Animal Slippers, the latest in Charles Porter’s celebrated Shallcross (aka “Hearing Voices”) series, is alternately shocking and sublime, a gut punch that leaves readers grounded and gasping but with eyes fixed on a fresh perspective of the mysterious heavens above.
The story is centered, like previous works, on the author’s fictionalized alter-ego Aubrey Shallcross, a “voice-hearer” (the term he prefers to “schizophrenic”). It finds Aubrey recovering from the traumatic events of Shallcross, in which his common-law wife’s stalker held them and their family hostage in an escalating cycle of violence that left Aubrey shot in the head. But new intrigues are afoot: Aubrey discovers the supernatural truth behind recent acts of apparent environmental terrorism, and it turns out his fractured memories might hold the key to identifying an anonymous serial killer from his childhood.
Unraveling these disparate threads reveals a fantastical world just beneath the surface of Native American medicine men, ghost-haunted alligators, and psychedelic adventurers that at its core questions the conditions for the very notion of morality.
Porter posits that voices (what Aubrey calls “slippers”) represent departed souls now residing in living minds, human and otherwise. Indeed, two alligator characters are driven by the spirits of Jules Verne and the Seminole Chief Osceola as they conspire with their Seminole accomplices to achieve ecological justice. In this way, Animal Slippers offers a phantasmagorical perspective on the eco-warrior archetype, while steeping it in the gritty tradition of the Floridian crime novel.

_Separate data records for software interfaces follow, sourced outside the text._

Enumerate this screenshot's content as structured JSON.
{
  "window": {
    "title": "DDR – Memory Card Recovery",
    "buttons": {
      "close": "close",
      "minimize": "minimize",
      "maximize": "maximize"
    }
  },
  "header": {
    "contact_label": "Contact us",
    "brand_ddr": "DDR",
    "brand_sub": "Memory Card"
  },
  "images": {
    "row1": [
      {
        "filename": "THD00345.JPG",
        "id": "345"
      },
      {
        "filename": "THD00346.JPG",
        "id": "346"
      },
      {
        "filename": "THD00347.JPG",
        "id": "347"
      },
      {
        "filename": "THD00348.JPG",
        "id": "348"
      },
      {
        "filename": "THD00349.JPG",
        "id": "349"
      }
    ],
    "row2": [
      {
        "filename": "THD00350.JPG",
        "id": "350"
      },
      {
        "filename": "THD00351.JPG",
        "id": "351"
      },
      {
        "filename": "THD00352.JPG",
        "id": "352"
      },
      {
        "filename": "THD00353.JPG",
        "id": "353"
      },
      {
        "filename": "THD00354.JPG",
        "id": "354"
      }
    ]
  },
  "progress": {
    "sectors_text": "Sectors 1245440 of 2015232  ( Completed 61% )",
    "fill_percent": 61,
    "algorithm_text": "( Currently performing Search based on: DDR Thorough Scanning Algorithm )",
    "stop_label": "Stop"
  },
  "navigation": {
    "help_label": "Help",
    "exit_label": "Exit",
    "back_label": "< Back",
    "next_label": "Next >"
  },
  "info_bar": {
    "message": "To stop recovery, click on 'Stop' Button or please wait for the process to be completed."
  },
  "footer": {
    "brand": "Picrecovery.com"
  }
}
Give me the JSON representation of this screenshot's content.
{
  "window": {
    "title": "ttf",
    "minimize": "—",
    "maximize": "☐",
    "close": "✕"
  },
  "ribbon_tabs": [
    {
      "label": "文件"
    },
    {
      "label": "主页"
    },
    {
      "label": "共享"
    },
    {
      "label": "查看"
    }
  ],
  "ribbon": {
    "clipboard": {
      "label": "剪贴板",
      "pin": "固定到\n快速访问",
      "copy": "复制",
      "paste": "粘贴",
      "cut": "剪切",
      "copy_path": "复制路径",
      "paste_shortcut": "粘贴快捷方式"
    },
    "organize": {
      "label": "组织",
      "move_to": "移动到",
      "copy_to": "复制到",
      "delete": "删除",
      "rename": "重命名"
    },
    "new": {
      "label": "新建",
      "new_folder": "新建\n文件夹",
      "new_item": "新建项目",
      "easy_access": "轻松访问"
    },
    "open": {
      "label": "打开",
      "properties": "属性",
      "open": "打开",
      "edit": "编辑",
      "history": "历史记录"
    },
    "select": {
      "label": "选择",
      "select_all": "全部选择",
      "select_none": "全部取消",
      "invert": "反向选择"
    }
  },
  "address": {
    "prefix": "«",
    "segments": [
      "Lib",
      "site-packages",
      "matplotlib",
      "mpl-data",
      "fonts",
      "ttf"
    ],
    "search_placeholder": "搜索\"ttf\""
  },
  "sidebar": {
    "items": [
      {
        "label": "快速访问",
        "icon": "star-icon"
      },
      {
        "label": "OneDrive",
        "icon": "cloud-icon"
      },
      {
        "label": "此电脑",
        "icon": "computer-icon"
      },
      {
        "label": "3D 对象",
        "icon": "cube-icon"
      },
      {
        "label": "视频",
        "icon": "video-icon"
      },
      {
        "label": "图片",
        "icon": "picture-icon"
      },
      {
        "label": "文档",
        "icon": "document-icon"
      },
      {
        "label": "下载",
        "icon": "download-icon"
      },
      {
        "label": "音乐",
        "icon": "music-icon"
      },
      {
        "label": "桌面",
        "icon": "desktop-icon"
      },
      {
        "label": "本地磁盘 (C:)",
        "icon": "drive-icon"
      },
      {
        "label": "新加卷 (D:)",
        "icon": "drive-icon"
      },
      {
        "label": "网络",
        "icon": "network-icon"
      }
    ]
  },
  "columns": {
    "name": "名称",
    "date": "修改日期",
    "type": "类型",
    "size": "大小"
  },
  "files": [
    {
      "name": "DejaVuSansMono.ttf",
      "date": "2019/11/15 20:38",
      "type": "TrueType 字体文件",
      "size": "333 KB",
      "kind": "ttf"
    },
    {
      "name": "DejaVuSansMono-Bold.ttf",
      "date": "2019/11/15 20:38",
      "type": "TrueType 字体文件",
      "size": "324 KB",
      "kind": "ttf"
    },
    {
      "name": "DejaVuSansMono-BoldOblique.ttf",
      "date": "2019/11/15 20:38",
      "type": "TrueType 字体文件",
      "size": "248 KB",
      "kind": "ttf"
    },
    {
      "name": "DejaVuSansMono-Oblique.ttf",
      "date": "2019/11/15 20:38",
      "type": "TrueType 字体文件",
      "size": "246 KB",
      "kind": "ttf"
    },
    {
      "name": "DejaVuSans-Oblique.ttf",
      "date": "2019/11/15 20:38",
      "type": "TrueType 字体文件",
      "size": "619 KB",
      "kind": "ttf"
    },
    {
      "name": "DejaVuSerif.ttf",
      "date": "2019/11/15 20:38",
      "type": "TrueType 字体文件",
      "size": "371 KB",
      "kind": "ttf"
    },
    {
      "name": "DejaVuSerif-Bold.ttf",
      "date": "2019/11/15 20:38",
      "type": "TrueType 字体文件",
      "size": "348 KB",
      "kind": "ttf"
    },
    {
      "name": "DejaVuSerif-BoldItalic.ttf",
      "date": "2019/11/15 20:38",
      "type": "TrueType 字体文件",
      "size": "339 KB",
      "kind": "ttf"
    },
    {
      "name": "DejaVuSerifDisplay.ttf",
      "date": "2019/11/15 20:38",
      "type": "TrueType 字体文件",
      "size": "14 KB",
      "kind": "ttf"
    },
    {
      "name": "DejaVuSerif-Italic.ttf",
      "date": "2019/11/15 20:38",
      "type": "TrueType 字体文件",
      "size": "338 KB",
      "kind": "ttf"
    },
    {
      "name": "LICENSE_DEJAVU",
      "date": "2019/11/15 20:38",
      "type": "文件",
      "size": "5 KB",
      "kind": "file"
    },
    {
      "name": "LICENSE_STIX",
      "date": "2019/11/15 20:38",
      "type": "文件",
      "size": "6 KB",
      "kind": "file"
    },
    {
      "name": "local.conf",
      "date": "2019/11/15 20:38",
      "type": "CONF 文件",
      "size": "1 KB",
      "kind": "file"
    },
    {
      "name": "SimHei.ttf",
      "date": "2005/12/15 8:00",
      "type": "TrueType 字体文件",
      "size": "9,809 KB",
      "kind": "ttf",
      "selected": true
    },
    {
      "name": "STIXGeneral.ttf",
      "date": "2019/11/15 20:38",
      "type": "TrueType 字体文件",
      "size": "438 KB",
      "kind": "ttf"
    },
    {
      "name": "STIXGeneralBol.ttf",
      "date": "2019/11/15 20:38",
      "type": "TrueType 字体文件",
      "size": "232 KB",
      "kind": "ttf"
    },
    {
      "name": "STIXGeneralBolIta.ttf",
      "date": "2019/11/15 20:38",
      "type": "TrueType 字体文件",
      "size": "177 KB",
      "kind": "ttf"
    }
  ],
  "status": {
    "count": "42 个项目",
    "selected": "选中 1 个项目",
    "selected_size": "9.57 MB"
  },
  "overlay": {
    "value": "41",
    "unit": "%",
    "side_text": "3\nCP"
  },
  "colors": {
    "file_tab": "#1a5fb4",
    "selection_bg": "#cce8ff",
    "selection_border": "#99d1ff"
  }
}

From the story’s arresting catalyst (a man confessing the murder of his twin to a hostage he’s holding) to its sudden, altogether satisfying conclusion, Animal Slippers is the work of a brilliant novelist. There are many possible influences on display, from William Boroughs to Jim Harrison, yet Porter offers something special: a universe savage and breathtaking that never loses its sense of humor and, despite all of our delusions and doubts, still manages to make a comforting measure of sense in the end.